***** Study material *****

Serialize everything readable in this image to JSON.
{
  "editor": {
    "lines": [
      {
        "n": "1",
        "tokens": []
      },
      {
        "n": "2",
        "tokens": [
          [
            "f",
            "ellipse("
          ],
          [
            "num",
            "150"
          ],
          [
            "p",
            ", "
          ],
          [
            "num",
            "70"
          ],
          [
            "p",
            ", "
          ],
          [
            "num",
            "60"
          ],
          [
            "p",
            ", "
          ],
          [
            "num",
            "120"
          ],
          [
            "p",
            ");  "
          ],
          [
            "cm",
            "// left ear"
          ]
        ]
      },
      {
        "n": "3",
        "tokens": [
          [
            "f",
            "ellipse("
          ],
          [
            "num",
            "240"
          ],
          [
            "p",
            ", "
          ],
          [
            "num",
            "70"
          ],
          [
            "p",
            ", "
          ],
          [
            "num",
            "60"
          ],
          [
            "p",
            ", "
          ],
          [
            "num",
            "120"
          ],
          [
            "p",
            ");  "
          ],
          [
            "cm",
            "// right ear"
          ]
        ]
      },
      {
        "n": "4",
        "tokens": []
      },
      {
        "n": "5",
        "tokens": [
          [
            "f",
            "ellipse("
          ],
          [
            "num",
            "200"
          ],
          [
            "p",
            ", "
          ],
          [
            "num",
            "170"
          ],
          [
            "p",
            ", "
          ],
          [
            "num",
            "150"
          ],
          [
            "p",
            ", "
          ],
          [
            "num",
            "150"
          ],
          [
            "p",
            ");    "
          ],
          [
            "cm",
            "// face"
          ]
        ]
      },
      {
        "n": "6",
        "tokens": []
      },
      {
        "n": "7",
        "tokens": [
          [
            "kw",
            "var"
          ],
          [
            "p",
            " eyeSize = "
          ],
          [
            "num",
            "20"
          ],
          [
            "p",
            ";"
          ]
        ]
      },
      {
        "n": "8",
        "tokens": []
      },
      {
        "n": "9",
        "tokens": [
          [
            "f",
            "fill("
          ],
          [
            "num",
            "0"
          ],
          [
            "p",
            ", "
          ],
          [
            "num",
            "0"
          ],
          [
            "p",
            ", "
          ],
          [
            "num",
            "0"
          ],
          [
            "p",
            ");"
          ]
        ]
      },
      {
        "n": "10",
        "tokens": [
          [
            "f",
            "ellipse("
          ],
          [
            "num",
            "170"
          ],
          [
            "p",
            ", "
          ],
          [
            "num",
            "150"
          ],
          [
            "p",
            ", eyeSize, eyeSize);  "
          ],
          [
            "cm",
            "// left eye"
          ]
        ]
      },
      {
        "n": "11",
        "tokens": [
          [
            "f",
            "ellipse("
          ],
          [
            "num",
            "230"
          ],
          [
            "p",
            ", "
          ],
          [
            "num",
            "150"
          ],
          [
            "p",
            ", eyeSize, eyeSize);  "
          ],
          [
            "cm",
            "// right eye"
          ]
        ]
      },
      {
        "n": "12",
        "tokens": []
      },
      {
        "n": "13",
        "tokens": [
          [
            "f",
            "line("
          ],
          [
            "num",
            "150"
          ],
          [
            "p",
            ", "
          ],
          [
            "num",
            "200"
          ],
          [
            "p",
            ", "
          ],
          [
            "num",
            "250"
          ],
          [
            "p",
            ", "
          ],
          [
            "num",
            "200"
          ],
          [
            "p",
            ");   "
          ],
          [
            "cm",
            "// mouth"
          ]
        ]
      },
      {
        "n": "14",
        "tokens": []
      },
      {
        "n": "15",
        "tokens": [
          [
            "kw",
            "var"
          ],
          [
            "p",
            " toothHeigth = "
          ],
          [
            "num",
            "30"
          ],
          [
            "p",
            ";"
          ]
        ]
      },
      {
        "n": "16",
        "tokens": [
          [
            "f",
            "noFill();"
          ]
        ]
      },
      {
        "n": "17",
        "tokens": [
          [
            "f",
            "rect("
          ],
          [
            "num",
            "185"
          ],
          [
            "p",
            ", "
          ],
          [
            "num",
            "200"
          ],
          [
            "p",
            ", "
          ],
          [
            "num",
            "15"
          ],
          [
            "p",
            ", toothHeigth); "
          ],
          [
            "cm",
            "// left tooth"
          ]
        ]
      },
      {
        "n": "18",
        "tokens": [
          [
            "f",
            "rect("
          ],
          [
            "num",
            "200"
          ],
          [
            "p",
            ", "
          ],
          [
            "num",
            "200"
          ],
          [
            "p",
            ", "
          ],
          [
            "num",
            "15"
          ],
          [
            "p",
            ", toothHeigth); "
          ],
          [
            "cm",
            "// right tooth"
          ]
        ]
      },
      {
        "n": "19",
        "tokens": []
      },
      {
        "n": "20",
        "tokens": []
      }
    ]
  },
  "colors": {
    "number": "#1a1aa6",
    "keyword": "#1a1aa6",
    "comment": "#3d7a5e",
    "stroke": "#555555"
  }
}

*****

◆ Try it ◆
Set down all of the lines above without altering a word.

◆ Answer to this exercise ◆
Serialize everything readable in this image to JSON.
{
  "editor": {
    "lines": [
      {
        "n": "1",
        "tokens": []
      },
      {
        "n": "2",
        "tokens": [
          [
            "f",
            "ellipse("
          ],
          [
            "num",
            "150"
          ],
          [
            "p",
            ", "
          ],
          [
            "num",
            "70"
          ],
          [
            "p",
            ", "
          ],
          [
            "num",
            "60"
          ],
          [
            "p",
            ", "
          ],
          [
            "num",
            "120"
          ],
          [
            "p",
            ");  "
          ],
          [
            "cm",
            "// left ear"
          ]
        ]
      },
      {
        "n": "3",
        "tokens": [
          [
            "f",
            "ellipse("
          ],
          [
            "num",
            "240"
          ],
          [
            "p",
            ", "
          ],
          [
            "num",
            "70"
          ],
          [
            "p",
            ", "
          ],
          [
            "num",
            "60"
          ],
          [
            "p",
            ", "
          ],
          [
            "num",
            "120"
          ],
          [
            "p",
            ");  "
          ],
          [
            "cm",
            "// right ear"
          ]
        ]
      },
      {
        "n": "4",
        "tokens": []
      },
      {
        "n": "5",
        "tokens": [
          [
            "f",
            "ellipse("
          ],
          [
            "num",
            "200"
          ],
          [
            "p",
            ", "
          ],
          [
            "num",
            "170"
          ],
          [
            "p",
            ", "
          ],
          [
            "num",
            "150"
          ],
          [
            "p",
            ", "
          ],
          [
            "num",
            "150"
          ],
          [
            "p",
            ");    "
          ],
          [
            "cm",
            "// face"
          ]
        ]
      },
      {
        "n": "6",
        "tokens": []
      },
      {
        "n": "7",
        "tokens": [
          [
            "kw",
            "var"
          ],
          [
            "p",
            " eyeSize = "
          ],
          [
            "num",
            "20"
          ],
          [
            "p",
            ";"
          ]
        ]
      },
      {
        "n": "8",
        "tokens": []
      },
      {
        "n": "9",
        "tokens": [
          [
            "f",
            "fill("
          ],
          [
            "num",
            "0"
          ],
          [
            "p",
            ", "
          ],
          [
            "num",
            "0"
          ],
          [
            "p",
            ", "
          ],
          [
            "num",
            "0"
          ],
          [
            "p",
            ");"
          ]
        ]
      },
      {
        "n": "10",
        "tokens": [
          [
            "f",
            "ellipse("
          ],
          [
            "num",
            "170"
          ],
          [
            "p",
            ", "
          ],
          [
            "num",
            "150"
          ],
          [
            "p",
            ", eyeSize, eyeSize);  "
          ],
          [
            "cm",
            "// left eye"
          ]
        ]
      },
      {
        "n": "11",
        "tokens": [
          [
            "f",
            "ellipse("
          ],
          [
            "num",
            "230"
          ],
          [
            "p",
            ", "
          ],
          [
            "num",
            "150"
          ],
          [
            "p",
            ", eyeSize, eyeSize);  "
          ],
          [
            "cm",
            "// right eye"
          ]
        ]
      },
      {
        "n": "12",
        "tokens": []
      },
      {
        "n": "13",
        "tokens": [
          [
            "f",
            "line("
          ],
          [
            "num",
            "150"
          ],
          [
            "p",
            ", "
          ],
          [
            "num",
            "200"
          ],
          [
            "p",
            ", "
          ],
          [
            "num",
            "250"
          ],
          [
            "p",
            ", "
          ],
          [
            "num",
            "200"
          ],
          [
            "p",
            ");   "
          ],
          [
            "cm",
            "// mouth"
          ]
        ]
      },
      {
        "n": "14",
        "tokens": []
      },
      {
        "n": "15",
        "tokens": [
          [
            "kw",
            "var"
          ],
          [
            "p",
            " toothHeigth = "
          ],
          [
            "num",
            "30"
          ],
          [
            "p",
            ";"
          ]
        ]
      },
      {
        "n": "16",
        "tokens": [
          [
            "f",
            "noFill();"
          ]
        ]
      },
      {
        "n": "17",
        "tokens": [
          [
            "f",
            "rect("
          ],
          [
            "num",
            "185"
          ],
          [
            "p",
            ", "
          ],
          [
            "num",
            "200"
          ],
          [
            "p",
            ", "
          ],
          [
            "num",
            "15"
          ],
          [
            "p",
            ", toothHeigth); "
          ],
          [
            "cm",
            "// left tooth"
          ]
        ]
      },
      {
        "n": "18",
        "tokens": [
          [
            "f",
            "rect("
          ],
          [
            "num",
            "200"
          ],
          [
            "p",
            ", "
          ],
          [
            "num",
            "200"
          ],
          [
            "p",
            ", "
          ],
          [
            "num",
            "15"
          ],
          [
            "p",
            ", toothHeigth); "
          ],
          [
            "cm",
            "// right tooth"
          ]
        ]
      },
      {
        "n": "19",
        "tokens": []
      },
      {
        "n": "20",
        "tokens": []
      }
    ]
  },
  "colors": {
    "number": "#1a1aa6",
    "keyword": "#1a1aa6",
    "comment": "#3d7a5e",
    "stroke": "#555555"
  }
}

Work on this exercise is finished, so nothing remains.